With the recent hype surrounding the Kardashians, specifically, formerly Bruce Jenner and now Caitlyn Jenner, transgender issues are rising to the forefront of the news. However, transgender matters have been around as long as other discrimination issues.
Unfortunately, discrimination based upon an individual being transgender is not expressly addressed in Title VII or the Florida Civil Rights Act (FCRA). However, historically, employees have used the term “discrimination on the basis of gender” as a way of defending themselves from transgender discrimination. Courts have referred to this form of discrimination as “gender identity discrimination.”
Some examples of discrimination against transgender individuals include, but are not limited to, a transgender man who grows his hair and wears make-up and is terminated because he does not “look” like what his employer believes he should; or, a transgender woman who cuts her hair short and wears a suit with a tie and is terminated because she does not dress how her employer believes she “should” dress. In either instance, both transgender individuals are being unlawfully discriminated against due to their gender identity. Therefore, simply because the term “transgender” is not expressly stated in the anti-discrimination laws, both individuals under these examples have compelling arguments for discrimination on the basis of their gender, specifically, for not adhering to the stereotypes associated with the gender by which they were born.
An important distinction and common misconception about transgender individuals is that transgender individuals are, or the term transgender also includes, homosexual. This is inaccurate. Although some transgender individuals may also be homosexual, that is not always the case. This is significant because Title VII and the FCRA have not yet outright recognized homosexuality as a basis for discrimination. Therefore, if an employer improperly includes transgender and homosexuality in the same category, and believes transgender is also not covered under Title VII or the FCRA, they will be exposing themselves to liability.
In 2014, the Equal Employment Opportunity Commission (EEOC) received 202 Charges of discrimination based on sex discrimination, specifically transgender. In only the first three months of 2015, however, the EEOC received 112 Charges of discrimination based on sexual orientation. Clearly, discrimination against transgender individuals exists and continues to grow. Therefore, it is the duty of both employers and the employees to be aware of all relevant laws. Employers must keep apprised of the applicability of laws in order to protect themselves from liability, and employees must do the same to protect themselves from discrimination and assert their rights.

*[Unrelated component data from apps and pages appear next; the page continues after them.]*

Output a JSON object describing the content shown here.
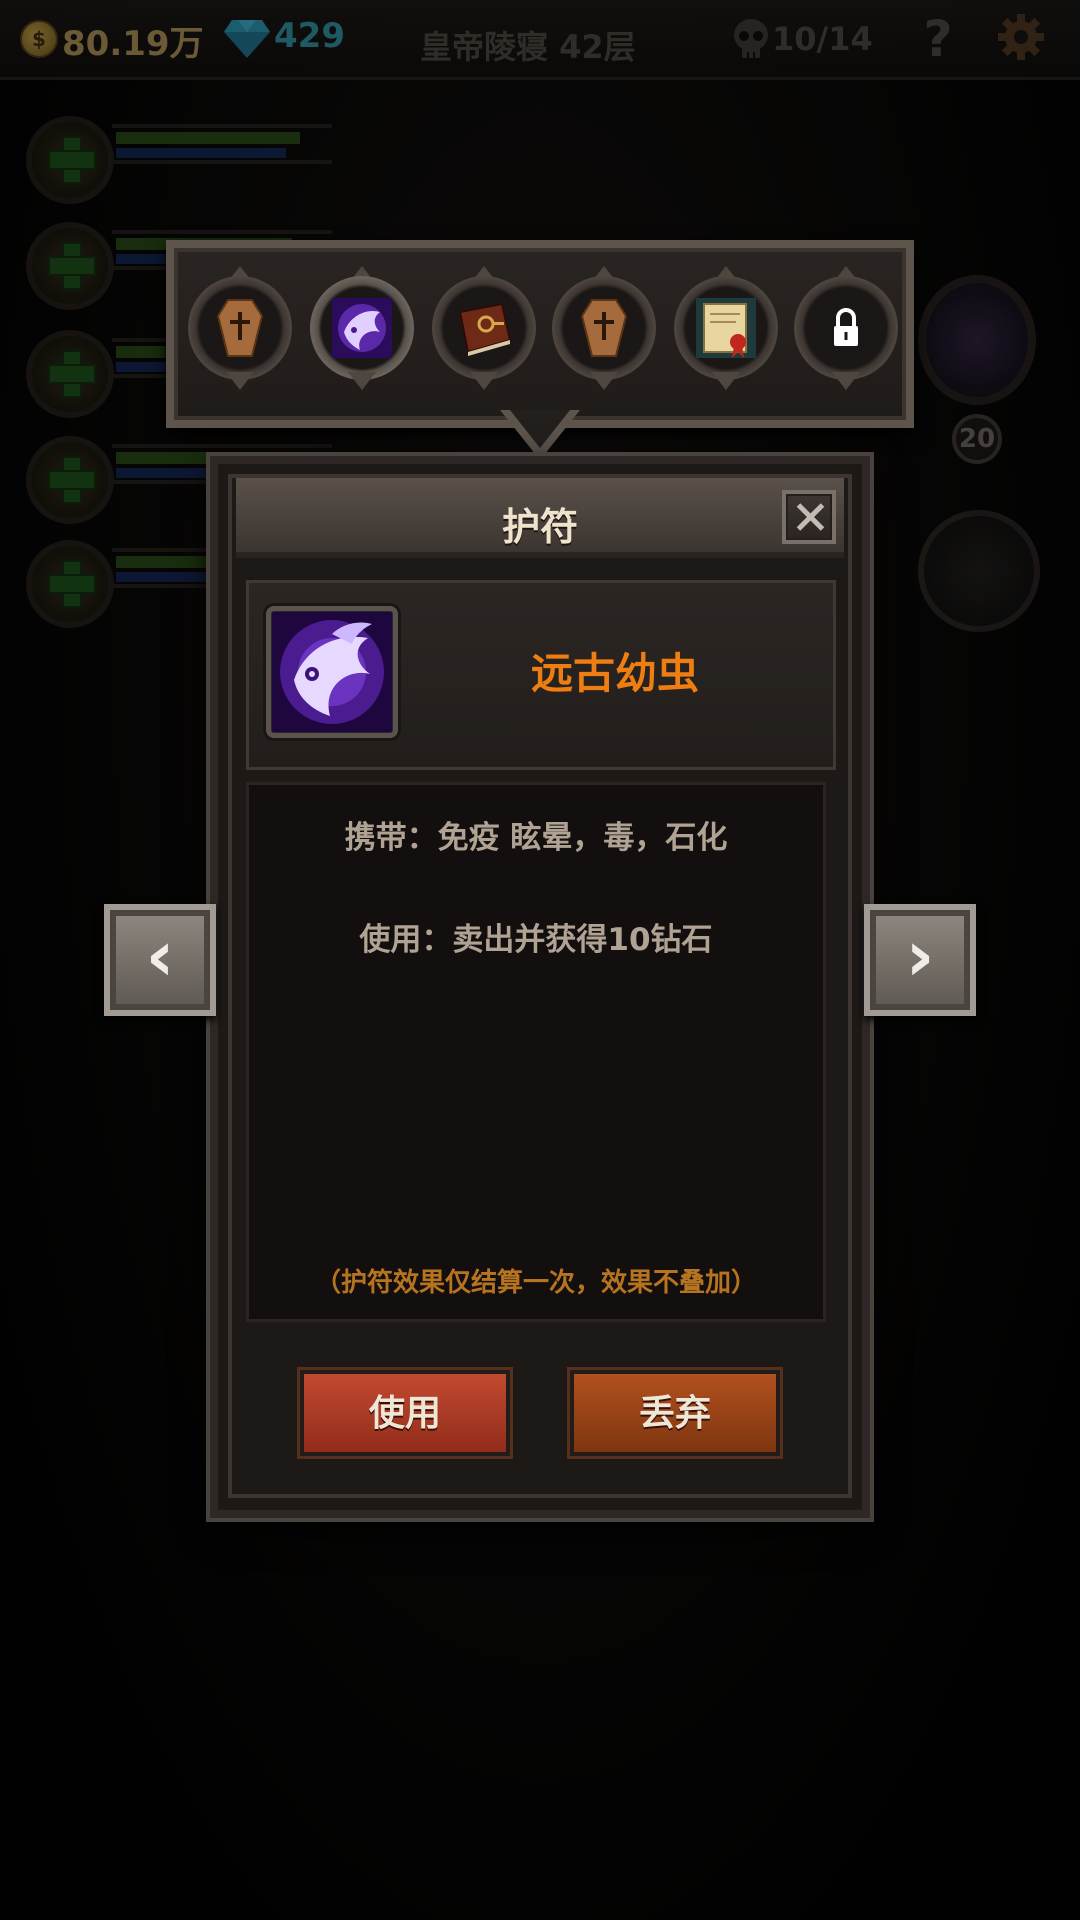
{
  "topbar": {
    "coin_symbol": "$",
    "gold": "80.19万",
    "gems": "429",
    "floor": "皇帝陵寝 42层",
    "kills": "10/14",
    "help_label": "?",
    "coin_icon": "gold-coin-icon",
    "gem_icon": "diamond-icon",
    "skull_icon": "skull-icon",
    "settings_icon": "gear-icon"
  },
  "heroes": [
    {
      "hp_fraction": 0.92,
      "mp_fraction": 0.85
    },
    {
      "hp_fraction": 0.88,
      "mp_fraction": 0.7
    },
    {
      "hp_fraction": 0.85,
      "mp_fraction": 0.68
    },
    {
      "hp_fraction": 0.83,
      "mp_fraction": 0.68
    },
    {
      "hp_fraction": 0.8,
      "mp_fraction": 0.65
    }
  ],
  "character": {
    "level": "20"
  },
  "amulet_tray": {
    "slots": [
      {
        "icon": "coffin-icon",
        "selected": false
      },
      {
        "icon": "ancient-larva-icon",
        "selected": true
      },
      {
        "icon": "red-book-icon",
        "selected": false
      },
      {
        "icon": "coffin-icon",
        "selected": false
      },
      {
        "icon": "scroll-seal-icon",
        "selected": false
      },
      {
        "icon": "lock-icon",
        "selected": false,
        "locked": true
      }
    ]
  },
  "panel": {
    "title": "护符",
    "item_name": "远古幼虫",
    "carry_text": "携带：免疫 眩晕，毒，石化",
    "use_text": "使用：卖出并获得10钻石",
    "note_text": "（护符效果仅结算一次，效果不叠加）",
    "use_button": "使用",
    "drop_button": "丢弃",
    "prev_label": "‹",
    "next_label": "›"
  },
  "colors": {
    "item_name": "#ef7e12",
    "note": "#b77420",
    "use_button": "#c24a30",
    "drop_button": "#b2501e",
    "gem": "#2f8a99"
  }
}
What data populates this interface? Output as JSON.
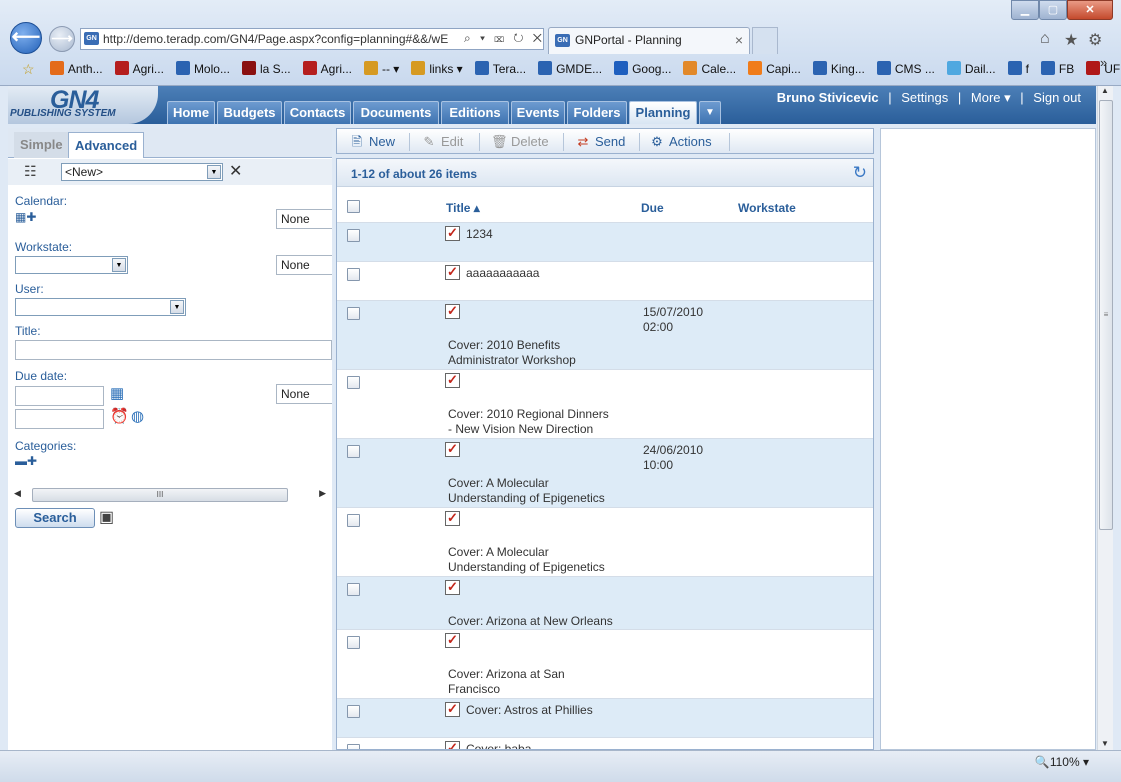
{
  "browser": {
    "url": "http://demo.teradp.com/GN4/Page.aspx?config=planning#&&/wE",
    "tab_title": "GNPortal - Planning",
    "tab_close": "×",
    "win_min": "▁",
    "win_max": "▢",
    "win_close": "✕",
    "address_icons": "⌕ ▾ ⌧ ↻ ✕",
    "favorites": [
      {
        "label": "Anth...",
        "color": "#e46b1a"
      },
      {
        "label": "Agri...",
        "color": "#b51e1e"
      },
      {
        "label": "Molo...",
        "color": "#2b63b1"
      },
      {
        "label": "la S...",
        "color": "#8a1010"
      },
      {
        "label": "Agri...",
        "color": "#b51e1e"
      },
      {
        "label": "-- ▾",
        "color": "#d69a22"
      },
      {
        "label": "links ▾",
        "color": "#d69a22"
      },
      {
        "label": "Tera...",
        "color": "#2b63b1"
      },
      {
        "label": "GMDE...",
        "color": "#2b63b1"
      },
      {
        "label": "Goog...",
        "color": "#1e5fbf"
      },
      {
        "label": "Cale...",
        "color": "#e2892a"
      },
      {
        "label": "Capi...",
        "color": "#f07c1a"
      },
      {
        "label": "King...",
        "color": "#2b63b1"
      },
      {
        "label": "CMS ...",
        "color": "#2b63b1"
      },
      {
        "label": "Dail...",
        "color": "#4fa8e0"
      },
      {
        "label": "f",
        "color": "#2b63b1"
      },
      {
        "label": "FB",
        "color": "#2b63b1"
      },
      {
        "label": "UF",
        "color": "#b01818"
      }
    ],
    "fav_more": "»",
    "zoom": "🔍110% ▾"
  },
  "app": {
    "logo_main": "GN4",
    "logo_sub": "PUBLISHING SYSTEM",
    "nav_tabs": [
      "Home",
      "Budgets",
      "Contacts",
      "Documents",
      "Editions",
      "Events",
      "Folders",
      "Planning"
    ],
    "nav_more": "▼",
    "user_name": "Bruno Stivicevic",
    "settings": "Settings",
    "more": "More ▾",
    "sign_out": "Sign out",
    "sep": "|"
  },
  "search_panel": {
    "tab_simple": "Simple",
    "tab_advanced": "Advanced",
    "saved_query": "<New>",
    "clear": "✕",
    "calendar_label": "Calendar:",
    "calendar_none": "None",
    "workstate_label": "Workstate:",
    "workstate_none": "None",
    "user_label": "User:",
    "title_label": "Title:",
    "due_label": "Due date:",
    "due_none": "None",
    "categories_label": "Categories:",
    "scroll_grip": "III",
    "search_btn": "Search"
  },
  "toolbar": {
    "new": "New",
    "edit": "Edit",
    "delete": "Delete",
    "send": "Send",
    "actions": "Actions"
  },
  "list": {
    "count": "1-12 of about 26 items",
    "col_title": "Title ▴",
    "col_due": "Due",
    "col_workstate": "Workstate",
    "rows": [
      {
        "title": "1234",
        "due": ""
      },
      {
        "title": "aaaaaaaaaaa",
        "due": ""
      },
      {
        "title": "Cover: 2010 Benefits\nAdministrator Workshop",
        "due": "15/07/2010\n02:00"
      },
      {
        "title": "Cover: 2010 Regional Dinners\n- New Vision New Direction",
        "due": ""
      },
      {
        "title": "Cover: A Molecular\nUnderstanding of Epigenetics",
        "due": "24/06/2010\n10:00"
      },
      {
        "title": "Cover: A Molecular\nUnderstanding of Epigenetics",
        "due": ""
      },
      {
        "title": "Cover: Arizona at New Orleans",
        "due": ""
      },
      {
        "title": "Cover: Arizona at San\nFrancisco",
        "due": ""
      },
      {
        "title": "Cover: Astros at Phillies",
        "due": ""
      },
      {
        "title": "Cover: baba",
        "due": ""
      }
    ]
  }
}
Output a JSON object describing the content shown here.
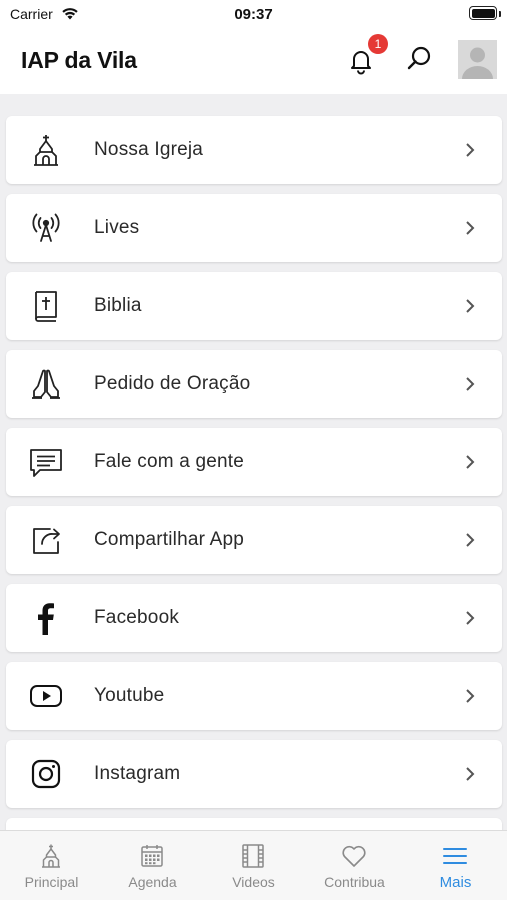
{
  "status_bar": {
    "carrier": "Carrier",
    "time": "09:37"
  },
  "header": {
    "title": "IAP da Vila",
    "notification_count": "1"
  },
  "menu": [
    {
      "label": "Nossa Igreja",
      "icon": "church-icon"
    },
    {
      "label": "Lives",
      "icon": "broadcast-icon"
    },
    {
      "label": "Biblia",
      "icon": "bible-icon"
    },
    {
      "label": "Pedido de Oração",
      "icon": "praying-hands-icon"
    },
    {
      "label": "Fale com a gente",
      "icon": "chat-icon"
    },
    {
      "label": "Compartilhar App",
      "icon": "share-icon"
    },
    {
      "label": "Facebook",
      "icon": "facebook-icon"
    },
    {
      "label": "Youtube",
      "icon": "youtube-icon"
    },
    {
      "label": "Instagram",
      "icon": "instagram-icon"
    }
  ],
  "tabs": [
    {
      "label": "Principal",
      "icon": "church-icon"
    },
    {
      "label": "Agenda",
      "icon": "calendar-icon"
    },
    {
      "label": "Videos",
      "icon": "film-icon"
    },
    {
      "label": "Contribua",
      "icon": "heart-icon"
    },
    {
      "label": "Mais",
      "icon": "menu-icon",
      "active": true
    }
  ],
  "colors": {
    "accent": "#2f8ce0",
    "badge": "#e53935",
    "background": "#efeff1"
  }
}
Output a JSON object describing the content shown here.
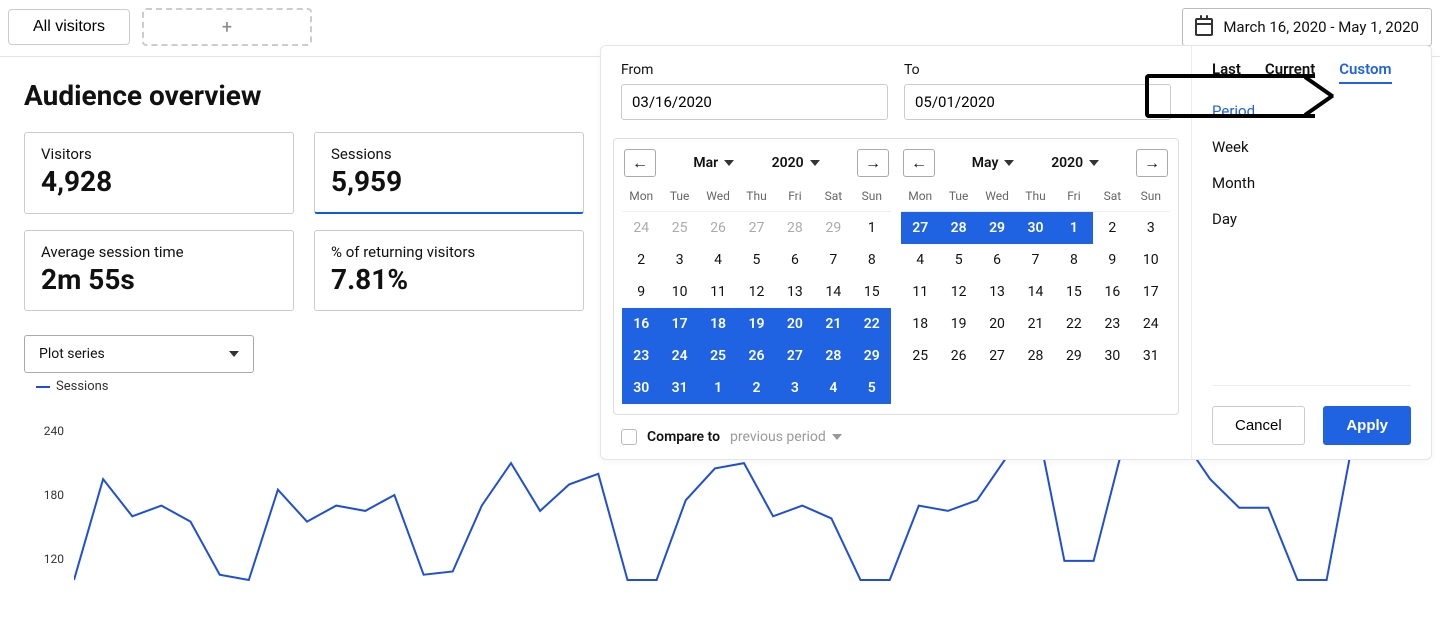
{
  "top": {
    "segment_label": "All visitors",
    "add_segment_glyph": "+",
    "date_range_display": "March 16, 2020 - May 1, 2020"
  },
  "title": "Audience overview",
  "cards": [
    {
      "label": "Visitors",
      "value": "4,928",
      "active": false
    },
    {
      "label": "Sessions",
      "value": "5,959",
      "active": true
    },
    {
      "label": "Average session time",
      "value": "2m 55s",
      "active": false
    },
    {
      "label": "% of returning visitors",
      "value": "7.81%",
      "active": false
    }
  ],
  "plot_select_label": "Plot series",
  "legend_label": "Sessions",
  "chart_data": {
    "type": "line",
    "ylabel": "",
    "title": "",
    "ylim": [
      100,
      260
    ],
    "yticks": [
      240,
      180,
      120
    ],
    "x": [
      0,
      1,
      2,
      3,
      4,
      5,
      6,
      7,
      8,
      9,
      10,
      11,
      12,
      13,
      14,
      15,
      16,
      17,
      18,
      19,
      20,
      21,
      22,
      23,
      24,
      25,
      26,
      27,
      28,
      29,
      30,
      31,
      32,
      33,
      34,
      35,
      36,
      37,
      38,
      39,
      40,
      41,
      42,
      43,
      44,
      45,
      46
    ],
    "series": [
      {
        "name": "Sessions",
        "color": "#1e4fd6",
        "values": [
          100,
          195,
          160,
          170,
          155,
          105,
          100,
          185,
          155,
          170,
          165,
          180,
          105,
          108,
          170,
          210,
          165,
          190,
          200,
          100,
          100,
          175,
          205,
          210,
          160,
          170,
          158,
          100,
          100,
          170,
          165,
          175,
          215,
          255,
          118,
          118,
          225,
          255,
          235,
          195,
          168,
          168,
          100,
          100,
          245,
          230,
          255
        ]
      }
    ]
  },
  "datepicker": {
    "from_label": "From",
    "to_label": "To",
    "from_value": "03/16/2020",
    "to_value": "05/01/2020",
    "weekdays": [
      "Mon",
      "Tue",
      "Wed",
      "Thu",
      "Fri",
      "Sat",
      "Sun"
    ],
    "left_cal": {
      "month": "Mar",
      "year": "2020",
      "days": [
        {
          "n": "24",
          "out": true
        },
        {
          "n": "25",
          "out": true
        },
        {
          "n": "26",
          "out": true
        },
        {
          "n": "27",
          "out": true
        },
        {
          "n": "28",
          "out": true
        },
        {
          "n": "29",
          "out": true
        },
        {
          "n": "1"
        },
        {
          "n": "2"
        },
        {
          "n": "3"
        },
        {
          "n": "4"
        },
        {
          "n": "5"
        },
        {
          "n": "6"
        },
        {
          "n": "7"
        },
        {
          "n": "8"
        },
        {
          "n": "9"
        },
        {
          "n": "10"
        },
        {
          "n": "11"
        },
        {
          "n": "12"
        },
        {
          "n": "13"
        },
        {
          "n": "14"
        },
        {
          "n": "15"
        },
        {
          "n": "16",
          "sel": true
        },
        {
          "n": "17",
          "sel": true
        },
        {
          "n": "18",
          "sel": true
        },
        {
          "n": "19",
          "sel": true
        },
        {
          "n": "20",
          "sel": true
        },
        {
          "n": "21",
          "sel": true
        },
        {
          "n": "22",
          "sel": true
        },
        {
          "n": "23",
          "sel": true
        },
        {
          "n": "24",
          "sel": true
        },
        {
          "n": "25",
          "sel": true
        },
        {
          "n": "26",
          "sel": true
        },
        {
          "n": "27",
          "sel": true
        },
        {
          "n": "28",
          "sel": true
        },
        {
          "n": "29",
          "sel": true
        },
        {
          "n": "30",
          "sel": true
        },
        {
          "n": "31",
          "sel": true
        },
        {
          "n": "1",
          "sel": true,
          "out": true
        },
        {
          "n": "2",
          "sel": true,
          "out": true
        },
        {
          "n": "3",
          "sel": true,
          "out": true
        },
        {
          "n": "4",
          "sel": true,
          "out": true
        },
        {
          "n": "5",
          "sel": true,
          "out": true
        }
      ]
    },
    "right_cal": {
      "month": "May",
      "year": "2020",
      "days": [
        {
          "n": "27",
          "sel": true,
          "out": true
        },
        {
          "n": "28",
          "sel": true,
          "out": true
        },
        {
          "n": "29",
          "sel": true,
          "out": true
        },
        {
          "n": "30",
          "sel": true,
          "out": true
        },
        {
          "n": "1",
          "sel": true
        },
        {
          "n": "2"
        },
        {
          "n": "3"
        },
        {
          "n": "4"
        },
        {
          "n": "5"
        },
        {
          "n": "6"
        },
        {
          "n": "7"
        },
        {
          "n": "8"
        },
        {
          "n": "9"
        },
        {
          "n": "10"
        },
        {
          "n": "11"
        },
        {
          "n": "12"
        },
        {
          "n": "13"
        },
        {
          "n": "14"
        },
        {
          "n": "15"
        },
        {
          "n": "16"
        },
        {
          "n": "17"
        },
        {
          "n": "18"
        },
        {
          "n": "19"
        },
        {
          "n": "20"
        },
        {
          "n": "21"
        },
        {
          "n": "22"
        },
        {
          "n": "23"
        },
        {
          "n": "24"
        },
        {
          "n": "25"
        },
        {
          "n": "26"
        },
        {
          "n": "27"
        },
        {
          "n": "28"
        },
        {
          "n": "29"
        },
        {
          "n": "30"
        },
        {
          "n": "31"
        }
      ]
    },
    "compare_label": "Compare to",
    "compare_option": "previous period",
    "tabs": [
      "Last",
      "Current",
      "Custom"
    ],
    "active_tab": "Custom",
    "options": [
      "Period",
      "Week",
      "Month",
      "Day"
    ],
    "active_option": "Period",
    "cancel_label": "Cancel",
    "apply_label": "Apply"
  }
}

If you are an employer and have questions or current issues regarding the applicability of discrimination laws, or an employee that feels you have been discriminated against based on your gender identity, contact Wilson McCoy, P.A. Our attorneys are experienced representing both employers and employees in discrimination suits, and are available to help answer any questions you may have regarding the applicability of discrimination laws.